Records for this exercise:
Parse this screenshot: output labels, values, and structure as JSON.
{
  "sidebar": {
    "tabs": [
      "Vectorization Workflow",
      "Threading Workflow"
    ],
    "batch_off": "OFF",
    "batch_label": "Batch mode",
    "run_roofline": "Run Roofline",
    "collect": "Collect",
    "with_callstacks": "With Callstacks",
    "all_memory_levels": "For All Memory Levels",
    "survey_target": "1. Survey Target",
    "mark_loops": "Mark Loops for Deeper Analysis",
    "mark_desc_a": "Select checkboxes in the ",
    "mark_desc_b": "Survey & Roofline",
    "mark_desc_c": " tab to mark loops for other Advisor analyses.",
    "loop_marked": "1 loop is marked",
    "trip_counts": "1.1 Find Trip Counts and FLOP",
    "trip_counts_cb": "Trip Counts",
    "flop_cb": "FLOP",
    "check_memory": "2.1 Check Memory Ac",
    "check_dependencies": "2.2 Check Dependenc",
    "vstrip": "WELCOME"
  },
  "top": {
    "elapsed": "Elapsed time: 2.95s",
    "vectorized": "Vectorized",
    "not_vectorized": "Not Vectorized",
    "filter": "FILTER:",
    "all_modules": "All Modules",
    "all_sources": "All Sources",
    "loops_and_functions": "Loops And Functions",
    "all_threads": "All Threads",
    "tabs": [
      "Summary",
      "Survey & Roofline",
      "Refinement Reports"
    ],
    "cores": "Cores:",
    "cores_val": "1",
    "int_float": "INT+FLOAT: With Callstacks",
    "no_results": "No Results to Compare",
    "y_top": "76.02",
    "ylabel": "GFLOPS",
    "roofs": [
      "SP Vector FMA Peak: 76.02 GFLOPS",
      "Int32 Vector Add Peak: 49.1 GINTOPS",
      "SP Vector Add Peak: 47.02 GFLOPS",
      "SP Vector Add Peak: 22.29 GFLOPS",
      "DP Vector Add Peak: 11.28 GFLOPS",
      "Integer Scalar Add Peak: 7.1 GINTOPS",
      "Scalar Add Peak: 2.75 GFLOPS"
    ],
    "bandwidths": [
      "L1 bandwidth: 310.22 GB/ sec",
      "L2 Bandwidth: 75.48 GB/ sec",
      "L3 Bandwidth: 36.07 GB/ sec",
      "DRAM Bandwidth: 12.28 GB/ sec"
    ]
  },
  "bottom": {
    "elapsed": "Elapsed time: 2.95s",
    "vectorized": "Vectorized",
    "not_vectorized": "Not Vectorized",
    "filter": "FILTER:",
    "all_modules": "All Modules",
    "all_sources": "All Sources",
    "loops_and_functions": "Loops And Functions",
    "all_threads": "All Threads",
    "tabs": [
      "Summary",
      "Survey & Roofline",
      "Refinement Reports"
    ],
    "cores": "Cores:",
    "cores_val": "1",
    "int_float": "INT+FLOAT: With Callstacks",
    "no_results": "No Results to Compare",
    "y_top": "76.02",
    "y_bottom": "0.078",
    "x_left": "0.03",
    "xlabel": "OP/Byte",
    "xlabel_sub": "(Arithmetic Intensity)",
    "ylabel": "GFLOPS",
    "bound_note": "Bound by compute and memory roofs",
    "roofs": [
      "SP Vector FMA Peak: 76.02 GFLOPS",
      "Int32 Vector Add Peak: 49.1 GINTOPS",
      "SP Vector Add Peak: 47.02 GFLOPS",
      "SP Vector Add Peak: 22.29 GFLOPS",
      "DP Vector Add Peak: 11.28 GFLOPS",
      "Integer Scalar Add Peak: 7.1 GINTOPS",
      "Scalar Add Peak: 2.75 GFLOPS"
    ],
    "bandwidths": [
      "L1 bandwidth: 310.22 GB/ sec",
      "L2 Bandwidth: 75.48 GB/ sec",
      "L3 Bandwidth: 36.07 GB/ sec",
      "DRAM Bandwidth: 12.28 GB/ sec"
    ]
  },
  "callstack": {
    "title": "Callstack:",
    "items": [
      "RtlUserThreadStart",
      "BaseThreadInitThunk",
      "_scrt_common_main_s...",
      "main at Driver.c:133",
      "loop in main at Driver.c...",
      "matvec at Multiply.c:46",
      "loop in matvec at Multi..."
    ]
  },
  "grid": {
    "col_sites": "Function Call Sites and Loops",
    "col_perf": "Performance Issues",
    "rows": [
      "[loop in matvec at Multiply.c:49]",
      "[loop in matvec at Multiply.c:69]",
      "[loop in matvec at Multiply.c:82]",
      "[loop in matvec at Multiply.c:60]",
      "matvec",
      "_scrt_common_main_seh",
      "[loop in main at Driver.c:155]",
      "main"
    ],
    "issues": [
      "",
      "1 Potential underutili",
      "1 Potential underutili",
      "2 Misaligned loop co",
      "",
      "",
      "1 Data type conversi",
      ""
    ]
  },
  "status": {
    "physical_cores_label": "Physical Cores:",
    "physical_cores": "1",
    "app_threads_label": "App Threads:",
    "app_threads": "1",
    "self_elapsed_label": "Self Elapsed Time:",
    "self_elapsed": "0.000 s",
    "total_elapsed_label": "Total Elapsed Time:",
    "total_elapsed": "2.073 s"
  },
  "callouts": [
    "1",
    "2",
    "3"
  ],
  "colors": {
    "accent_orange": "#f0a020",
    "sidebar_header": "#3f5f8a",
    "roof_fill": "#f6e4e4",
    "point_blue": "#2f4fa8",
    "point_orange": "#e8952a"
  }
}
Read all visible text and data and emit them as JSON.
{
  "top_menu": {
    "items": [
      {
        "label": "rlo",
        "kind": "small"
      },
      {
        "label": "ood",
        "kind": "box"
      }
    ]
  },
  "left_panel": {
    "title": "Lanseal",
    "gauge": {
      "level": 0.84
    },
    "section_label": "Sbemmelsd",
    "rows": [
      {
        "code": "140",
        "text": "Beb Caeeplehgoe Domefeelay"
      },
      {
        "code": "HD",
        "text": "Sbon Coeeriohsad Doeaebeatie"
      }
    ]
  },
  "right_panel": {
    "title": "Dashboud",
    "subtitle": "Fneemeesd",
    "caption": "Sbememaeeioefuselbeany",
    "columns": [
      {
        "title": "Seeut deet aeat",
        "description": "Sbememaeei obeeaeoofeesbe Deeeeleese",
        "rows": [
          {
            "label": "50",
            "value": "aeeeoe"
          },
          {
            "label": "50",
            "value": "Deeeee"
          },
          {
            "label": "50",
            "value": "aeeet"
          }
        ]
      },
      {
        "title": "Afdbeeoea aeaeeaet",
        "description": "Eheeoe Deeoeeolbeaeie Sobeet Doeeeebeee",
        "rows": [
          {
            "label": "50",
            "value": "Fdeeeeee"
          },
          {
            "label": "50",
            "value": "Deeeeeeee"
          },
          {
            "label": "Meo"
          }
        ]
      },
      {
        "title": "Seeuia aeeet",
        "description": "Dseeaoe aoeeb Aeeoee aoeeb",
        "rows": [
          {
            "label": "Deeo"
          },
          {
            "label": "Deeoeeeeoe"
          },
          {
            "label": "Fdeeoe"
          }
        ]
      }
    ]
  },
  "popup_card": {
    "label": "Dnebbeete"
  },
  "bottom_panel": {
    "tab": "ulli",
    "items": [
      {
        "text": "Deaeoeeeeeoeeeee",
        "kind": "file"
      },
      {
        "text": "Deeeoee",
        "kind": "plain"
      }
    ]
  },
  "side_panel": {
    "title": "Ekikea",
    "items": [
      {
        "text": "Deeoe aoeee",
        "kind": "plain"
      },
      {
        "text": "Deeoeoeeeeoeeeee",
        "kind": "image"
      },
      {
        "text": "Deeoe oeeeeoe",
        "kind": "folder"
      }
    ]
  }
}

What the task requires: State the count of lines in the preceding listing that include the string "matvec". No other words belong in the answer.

Completed task: 7